The European Patent Office refused to grant a software patent on a method of charging for consuming dynamic content according to rules defined in server-side and client-side policies. Here are the practical takeaways of the decision T 0239/14 of 13.6.2019 of Technical Board of Appeal 3.5.01:
The invention underlying this European patent application concerns charging for consuming (e.g. downloading) dynamic content according to rules defined in a server-side charging policy, and the provision of licence terms in a client-side policy.
Here is how the invention is defined in claim 1 (main request):
Claim 1 (main request)A method for charging for consuming dynamic content, the steps of the method comprising:
(a) receiving at a billing system an event indicative of consumption of a content unit by a user, wherein an authorization of said user to consume said content unit is defined via license terms within a client side policy;
(b) analyzing said event to determine an amount to be charged by the billing system, wherein a cost to said user to consume said content unit is defined via content unit associated billing terms within a server side policy; and
(c) charging said amount for consuming the dynamic content.
Is it technical?
First of all, the board acknowledged that claim 1 includes at least some technical features (a client and a server computer system), so that the invention passes the patent-eligibility hurdle:
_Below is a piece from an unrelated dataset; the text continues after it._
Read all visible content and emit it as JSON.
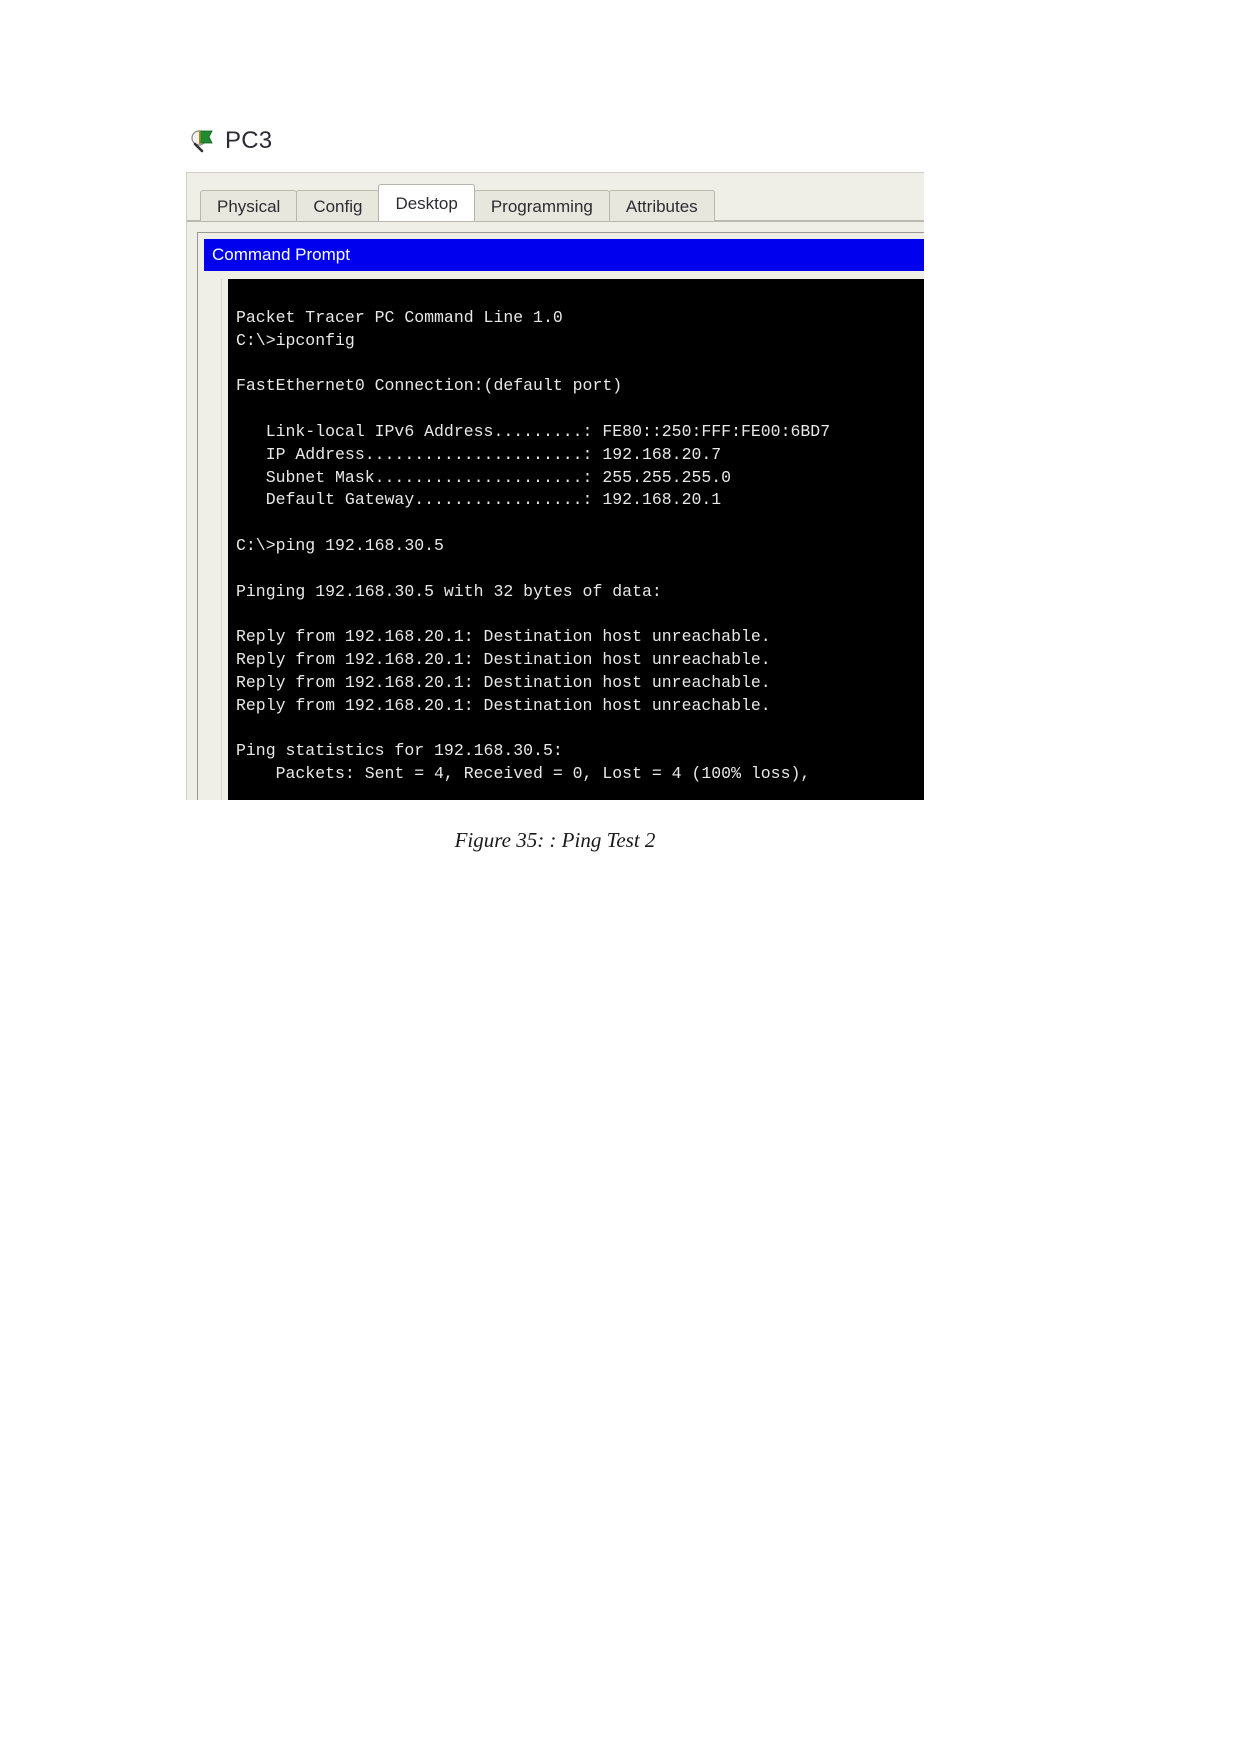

The claim is directed to a mix of technical and non-technical features. The Board does not dispute that the method according to claim 1 appears in a technical context. The claimed method can be considered to be performed by technical means, because it involves a client and a server, i.e. inter-related devices with means for storing processing, transmitting, and receiving data. The overall subject-matter of claim 1 therefore, has technical character. Consequently, the claimed subject-matter is an invention in the sense of Article 52(1) EPC (see T 258/03 – Auction method/HITACHI).
But as the skilled reader will know, the presence of an inventive step requires the features distinguishing the invention from the prior art to contribute to the solution of a technical problem:
However, the question of inventive step requires an assessment of whether the invention makes a technical contribution over the prior art. Features, which do not make such a contribution, cannot support the presence of an inventive step (see T 641/00 Two identities/COMVIK, Headnote I). The non-technical features may instead be included in the framework of the technical problem that the skilled person has to solve (Headnote II).
Following the board’s assessment, the only difference over the closest prior art was that the “authorization of said user to consume said content unit is defined via license terms within a client side policy“. According to the board, this is not a technical difference:
The contribution is not a technical one, since it lies in the association of digital content with an authorization for its use/consumption.
What is called “client side policy” and “server-side policy” represents the underlying billing model in a mobile communication client-server environment. By providing part of the rules at the side of the client, rather than the server, they might be available offline (see page 12, lines 24 to 33). However, the Board does not regard this to be of technical relevance. The appellant has not brought forward convincing arguments to the contrary. The Board considers this split of rules between the client and the server to be part of the billing concept, which is provided to the skilled person as a set of requirements to implement. It is not the technically skilled person who comes up with the split in order to solve a technical problem.
The client-side policy defines license terms, i.e. rules specifying what the user can and cannot do with the content. For example, the licence terms could specify a limited period of usage or a limited number of uses (see page 12, lines 27-28 in the published application). In the Board’s view, those are administrative rules, which do not contribute to the solution of a technical problem.
Furthermore, the licence terms are not technical, since they are cognitive data, not functional data in the sense of having a technical effect (for this distinction see T 1194/97 Data structure product/PHILIPS, OJ EPO 2000, 525). The storage, selection, and processing of such cognitive data is an administrative measure, such as would be performed by a human when charging for consumed dynamic content, making use of general purpose computer or mobile communication device functions (e.g. transmitting, receiving, storing and retrieving information and content in electronic form) without creating a further technical effect.
The fact that steps of the claimed method are performed automatically is a mere consequence of implementing the non-technical billing model in a mobile communication client-server environment. Indeed, the automatic processing is already achieved in D1 (see the communications system underlying the MOBIVAS architecture in figure 1). D1 not only discloses the technical infrastructure necessary for implementing the non-technical billing concept, but also a significant part of the billing concept itself (see point 2.3 above).
Therefore, claim 1 was found not to involve an inventive step:
In the absence of any technical contribution beyond the straight-forward computer-implementation, the subject-matter of claim 1 does not involve an inventive step (Article 56 EPC) in view of D1 and the skilled person’s common general knowledge.
You can read the whole decision here: T 0239/14 of 13.6.2019
Patrick is a European patent attorney at BARDEHLE PAGENBERG. He specializes in software patents in Europe both from a prosecution and litigation point of view.